Meanwhile, the FBI is pursuing a separate but complimentary track by investigating the possibility that fraudulent mortgage loans contributed to the collapse of California's IndyMac Bancorp, which -- after being nationalized -- is operating under the name of IndyMac Federal Bank.
That fraud was involved in the failure of IndyMac -- and the impending collapse of dozens or hundreds of other institutions -- is indisputable: It was, after all, a satellite of the Federal Reserve. The FBI is an appendage of the Regime, so it will dutifully focus on purported fraud committed at the retail level by individual mortgage officers, rather than dealing with the wholesale fraud carried out as a matter of policy by the Federal Reserve.

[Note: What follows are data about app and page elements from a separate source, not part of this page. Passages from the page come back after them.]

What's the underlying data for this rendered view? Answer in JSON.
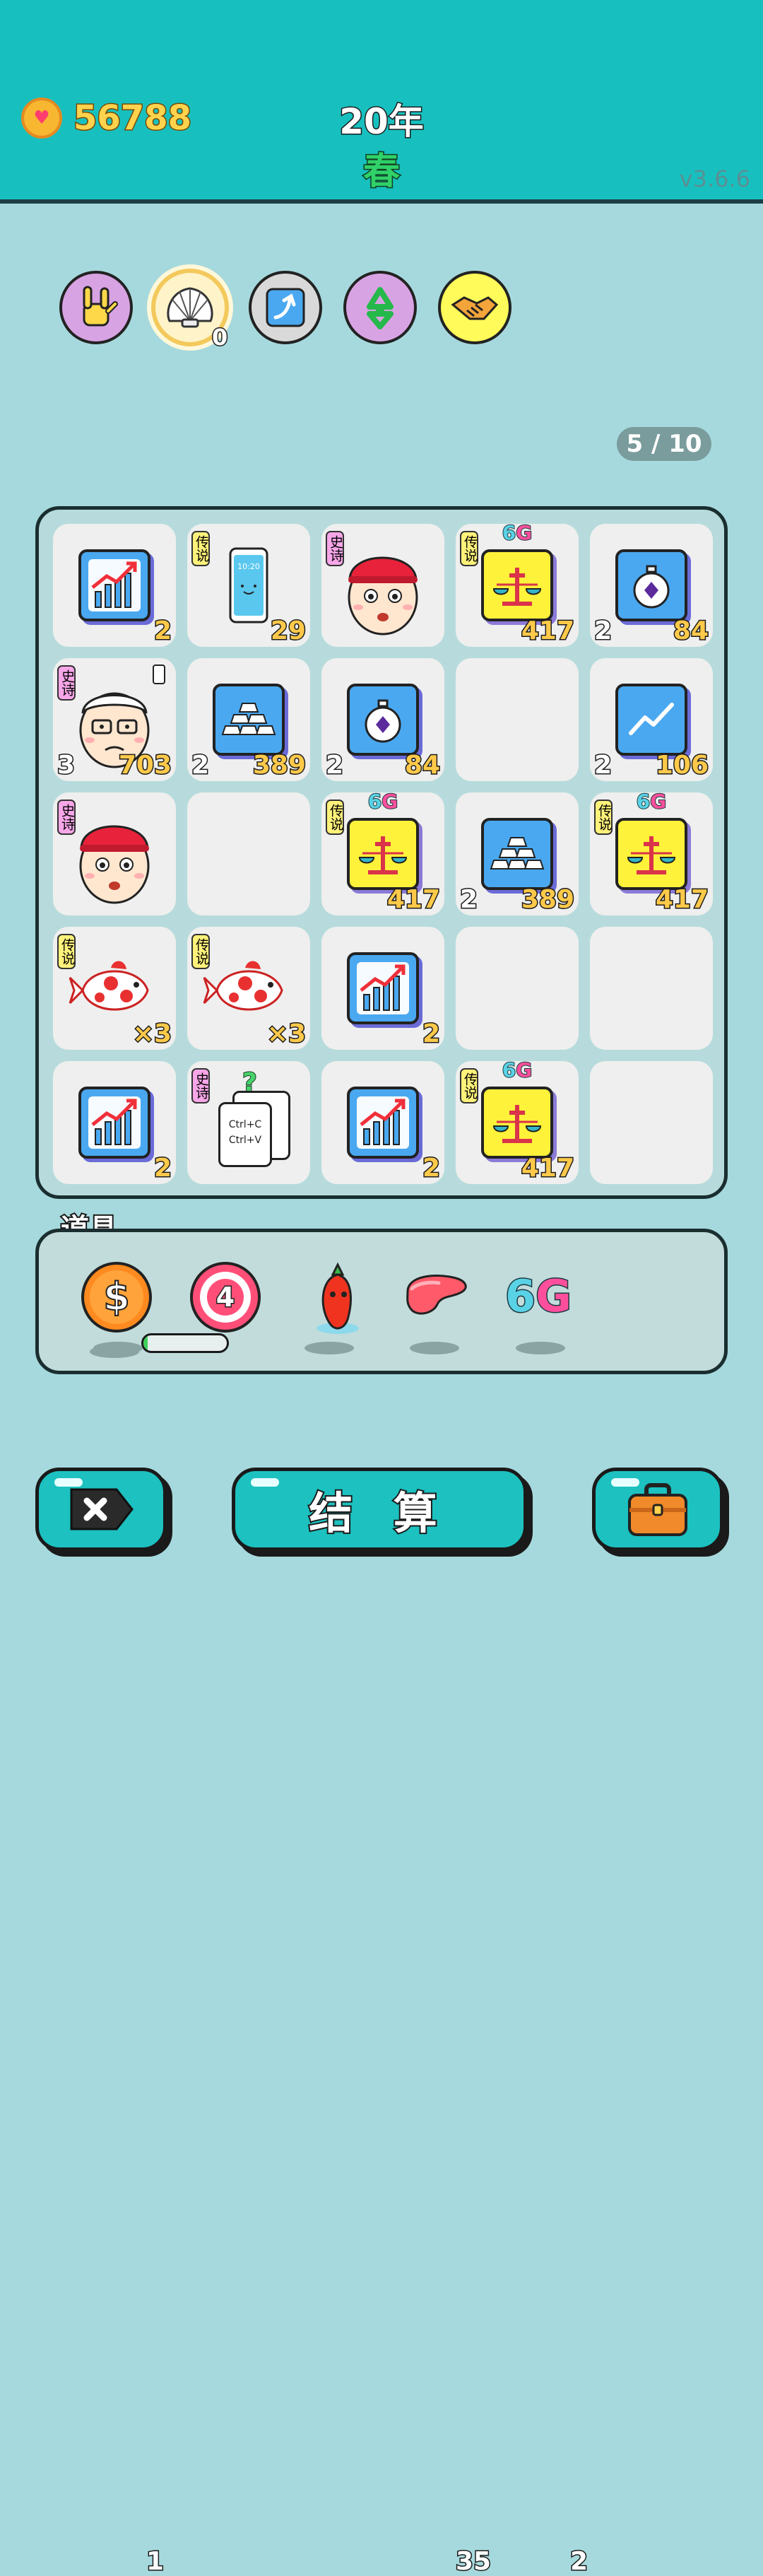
{
  "header": {
    "coins": "56788",
    "year": "20年",
    "season": "春",
    "version": "v3.6.6"
  },
  "abilities": [
    {
      "icon": "rock-hand-icon"
    },
    {
      "icon": "shell-icon",
      "badge": "0"
    },
    {
      "icon": "arrow-up-icon"
    },
    {
      "icon": "recycle-icon"
    },
    {
      "icon": "handshake-icon"
    }
  ],
  "board": {
    "counter": "5 / 10",
    "tags": {
      "legend": "传说",
      "epic": "史诗"
    },
    "g6_label": "6G",
    "cells": [
      {
        "item": "stock-chart",
        "value": "2"
      },
      {
        "item": "smartphone",
        "tag": "legend",
        "value": "29",
        "screen_time": "10:20"
      },
      {
        "item": "red-cap-man",
        "tag": "epic"
      },
      {
        "item": "balance-scale",
        "tag": "legend",
        "g6": true,
        "value": "417"
      },
      {
        "item": "stopwatch",
        "count": "2",
        "value": "84"
      },
      {
        "item": "old-man",
        "tag": "epic",
        "count": "3",
        "value": "703"
      },
      {
        "item": "gold-bars",
        "count": "2",
        "value": "389"
      },
      {
        "item": "stopwatch",
        "count": "2",
        "value": "84"
      },
      {
        "item": "empty"
      },
      {
        "item": "trend-line",
        "count": "2",
        "value": "106"
      },
      {
        "item": "red-cap-man",
        "tag": "epic"
      },
      {
        "item": "empty"
      },
      {
        "item": "balance-scale",
        "tag": "legend",
        "g6": true,
        "value": "417"
      },
      {
        "item": "gold-bars",
        "count": "2",
        "value": "389"
      },
      {
        "item": "balance-scale",
        "tag": "legend",
        "g6": true,
        "value": "417"
      },
      {
        "item": "koi-fish",
        "tag": "legend",
        "value": "×3"
      },
      {
        "item": "koi-fish",
        "tag": "legend",
        "value": "×3"
      },
      {
        "item": "stock-chart",
        "value": "2"
      },
      {
        "item": "empty"
      },
      {
        "item": "empty"
      },
      {
        "item": "stock-chart",
        "value": "2"
      },
      {
        "item": "copy-paste",
        "tag": "epic",
        "card_text": [
          "Ctrl+C",
          "Ctrl+V"
        ],
        "mark": "?"
      },
      {
        "item": "stock-chart",
        "value": "2"
      },
      {
        "item": "balance-scale",
        "tag": "legend",
        "g6": true,
        "value": "417"
      },
      {
        "item": "empty"
      }
    ]
  },
  "tools": {
    "label": "道具",
    "items": [
      {
        "icon": "dollar-coin-icon",
        "count": "1"
      },
      {
        "icon": "target-icon",
        "count": "4",
        "progress": 0.05
      },
      {
        "icon": "chili-pepper-icon"
      },
      {
        "icon": "liver-icon",
        "count": "35"
      },
      {
        "icon": "6g-icon",
        "text": "6G",
        "count": "2"
      }
    ]
  },
  "buttons": {
    "settle": "结 算"
  },
  "colors": {
    "teal": "#17c0bf",
    "background": "#a6d9dd",
    "value_yellow": "#ffc94a"
  }
}
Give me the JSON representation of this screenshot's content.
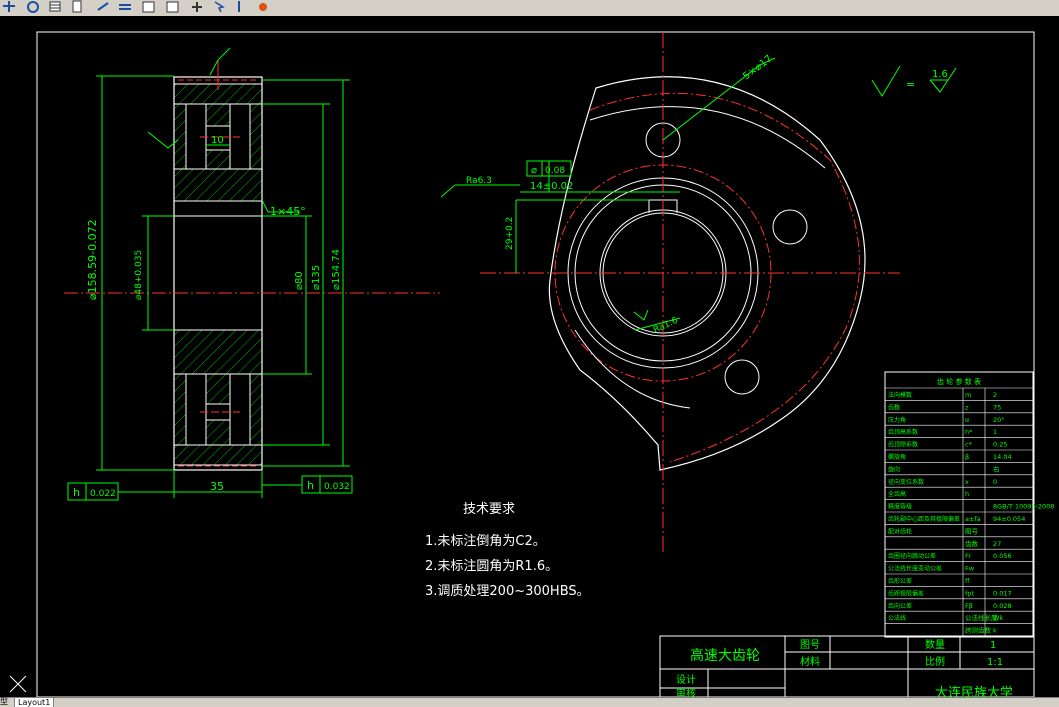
{
  "toolbar": {
    "icons": [
      "pan-icon",
      "orbit-icon",
      "grid-icon",
      "properties-icon",
      "match-icon",
      "box-icon",
      "window-icon",
      "move-icon",
      "pick-icon",
      "paint-icon"
    ]
  },
  "drawing": {
    "left_view": {
      "dim_outer": "⌀158.59-0.072",
      "dim_bore": "⌀48+0.035",
      "dim_80": "⌀80",
      "dim_135": "⌀135",
      "dim_15474": "⌀154.74",
      "dim_10": "10",
      "dim_35": "35",
      "chamfer": "1×45°",
      "tol_left_sym": "h",
      "tol_left_val": "0.022",
      "tol_right_sym": "h",
      "tol_right_val": "0.032"
    },
    "right_view": {
      "holes": "5×⌀17",
      "tol_sym": "⌀",
      "tol_val": "0.08",
      "keyway_width": "14±0.02",
      "keyway_depth": "29+0.2",
      "roughness_top": "Ra6.3",
      "roughness_bore": "Ra1.6"
    },
    "roughness_corner": {
      "eq": "=",
      "value": "1.6"
    }
  },
  "tech_requirements": {
    "title": "技术要求",
    "items": [
      "1.未标注倒角为C2。",
      "2.未标注圆角为R1.6。",
      "3.调质处理200~300HBS。"
    ]
  },
  "param_table": {
    "header": "齿 轮 参 数 表",
    "rows": [
      [
        "法向模数",
        "m",
        "2"
      ],
      [
        "齿数",
        "z",
        "75"
      ],
      [
        "压力角",
        "α",
        "20°"
      ],
      [
        "齿顶高系数",
        "h*",
        "1"
      ],
      [
        "齿顶隙系数",
        "c*",
        "0.25"
      ],
      [
        "螺旋角",
        "β",
        "14.04"
      ],
      [
        "旋向",
        "",
        "右"
      ],
      [
        "径向变位系数",
        "x",
        "0"
      ],
      [
        "全齿高",
        "h",
        ""
      ],
      [
        "精度等级",
        "",
        "8GB/T 10095-2008"
      ],
      [
        "齿轮副中心距及其极限偏差",
        "a±fa",
        "94±0.054"
      ],
      [
        "配对齿轮",
        "图号",
        ""
      ],
      [
        "",
        "齿数",
        "27"
      ],
      [
        "齿圈径向跳动公差",
        "Fr",
        "0.056"
      ],
      [
        "公法线长度变动公差",
        "Fw",
        ""
      ],
      [
        "齿形公差",
        "ff",
        ""
      ],
      [
        "齿距极限偏差",
        "fpt",
        "0.017"
      ],
      [
        "齿向公差",
        "Fβ",
        "0.028"
      ],
      [
        "公法线",
        "公法线长度",
        "Wk"
      ],
      [
        "",
        "跨测齿数",
        "k"
      ]
    ]
  },
  "title_block": {
    "part_name": "高速大齿轮",
    "drawing_no_label": "图号",
    "material_label": "材料",
    "qty_label": "数量",
    "qty_value": "1",
    "scale_label": "比例",
    "scale_value": "1:1",
    "designer_label": "设计",
    "checker_label": "审核",
    "school": "大连民族大学"
  },
  "status": {
    "layout_tab": "Layout1",
    "model_mark": "型"
  },
  "colors": {
    "background": "#000000",
    "dims": "#00ff00",
    "center": "#ff0000",
    "outline": "#ffffff",
    "text": "#ffffff"
  }
}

The purpose of these enforcement actions, once again, is to fortify "confidence" in the financial markets in order to avoid bank runs. But the markets are not entitled to our confidence, and a comprehensive run on the banks and the markets is really the only rational course of action -- that is, panicking now, before we're given official permission to panic, by which time it will be too late.
It is because they didn't panic in a timely fashion that many investors and depositors in IndyMac are now caught in what the Los Angeles Times correctly calls a "financial hostage drama."
They're told that their money is "safe" now that it is in an institution owned and operated by the FDIC, only to learn that the funds they need are "frozen." This means, of course, that the money is "safe" from being used by those who earned it and to whom it properly belongs.
Not surprisingly, this news has riled up many of IndyMac's depositors, who are now being told that they must accept the federal impoundment of their money with grace and equanimity, lest they be seized and incarcerated by the local branch of the Homeland Security State (still quaintly known to many as the "local" police).
Remember when police used to pursue thieves? In an increasingly familiar role, Los Angeles police personnel aid the robbers by threatening to arrest any victims who don't remain properly calm and docile as their life savings are plundered at the newly nationalized IndyMac Bank.
I suppose it's not unprecedented for the wealthy and powerful, in their eagerness to comandeer lifeboats on behalf of their "kind," to shove aside women and children aside.
The new wrinkle in this catastrophe is the requirement that those denied access to the lifeboats, and forcefully discouraged to take any individual action to save themselves, are required to maintain a cheerful, grateful demeanor even as they begin the long, frigid descent into the abyss.
On sale now!
Dum spiro, pugno!